by Libby Sternberg
The Best Years of Our Lives won eight Oscars in 1947, including ones for best picture and best actor (Fredric March), all well-deserved. The film’s story of three veterans returning from World War II and finding readjustment to civilian life difficult is both tender and slow, with a plot as wandering as the hearts of the men it spotlights.
The movie is based on a novella called Glory for Me by MacKinlay Kantor. It’s a long free-verse poem, actually, that brings to mind the style of Walt Whitman (the author references him in the poem itself), chronicling the first months at home in the fictional Midwestern town of Boone City of the three main characters:
- forty-something Al Stephenson, drafted at the age of 38, who is prouder of making sergeant than of becoming a vice president of the Cornbelt Bank;

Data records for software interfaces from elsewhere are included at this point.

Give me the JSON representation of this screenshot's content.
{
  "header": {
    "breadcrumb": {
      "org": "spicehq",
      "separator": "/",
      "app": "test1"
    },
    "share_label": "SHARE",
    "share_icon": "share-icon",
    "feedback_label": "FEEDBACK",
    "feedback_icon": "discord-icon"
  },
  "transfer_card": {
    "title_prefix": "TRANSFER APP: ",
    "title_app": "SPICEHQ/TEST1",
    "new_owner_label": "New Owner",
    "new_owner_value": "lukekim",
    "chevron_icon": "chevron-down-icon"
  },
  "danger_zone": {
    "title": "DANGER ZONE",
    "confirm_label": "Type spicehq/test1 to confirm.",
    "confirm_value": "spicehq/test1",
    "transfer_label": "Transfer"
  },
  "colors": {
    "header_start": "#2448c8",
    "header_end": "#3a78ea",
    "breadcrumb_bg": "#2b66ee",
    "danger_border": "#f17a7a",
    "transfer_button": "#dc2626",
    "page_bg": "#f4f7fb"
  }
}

- twenty-one-year-old Fred Derry who comes from the wrong side of the tracks but rose to lieutenant as a bombardier stationed in England; and
- young sailor Homer Wermel who is left a “spastic” after his ship went down. (In the movie, Homer is an amputee, and was played by the veteran Harold Russell, who’d lost both arms in a training accident during the war).
Glory for Me differs a bit from the movie, but the overall gestalt is the same–three men who’d been so eager to get home realizing they don’t know what home is anymore after witnessing struggles they never could have imagined.
Al Stephenson’s memories are made more real in the book than in the movie, as he recalls the many men lost in battle during his tour of Africa, Italy and Germany, often in gruesome ways.
Both Al and Fred Derry, in fact, often go through litanies of names, men whose planes went down or whose bodies were blown apart. How can they find happiness knowing so many lost the chance to grab it again?
“I was a bombardier,” he told himself,
A whisper that the engines shouted back.
“I was a bombardier and did my job.
Now I’m alive and Clark is not.
Neither is Stein, nor March, nor Callahan,
Neither is Olsen.“Glory for Me”
Fred Derry’s challenges are compounded by his lowered station in life. A man who mingled easily with British upper class, he now finds himself back at the drugstore where he worked as a teen, a job that diminishes him after he had been trained in a highly technical field at a job he did well.
And how much bombing will they want in Boone? They didn’t want a bit.
They only wanted you to glide attentively from counter to the soda booth
Back to the front, to Anacin, to Kleenex hoard, to drugs and sundries…“Glory for Me”
Homer’s struggle, of course, is the only physical one, and his inability to speak or move well due to his injuries makes him a subject of pity, which he loathes.
The free verse style gave this novella a dream-like quality at times that suited the story. Much of it occurs within the minds of the three main characters, and their disjointed, poetic thoughts serve the narrative well.
If you’ve watched the movie, you know each story ends well, so I won’t give away anything to note that similar upbeat denouements are in store in this novella–but not in quite the same way as in the film.
Glory for Me is a great companion to the movie based on it, but it stands alone as a must-read for anyone seeking to understand and empathize with veterans of foreign wars. I highly recommend it.
Libby Sternberg is a novelist.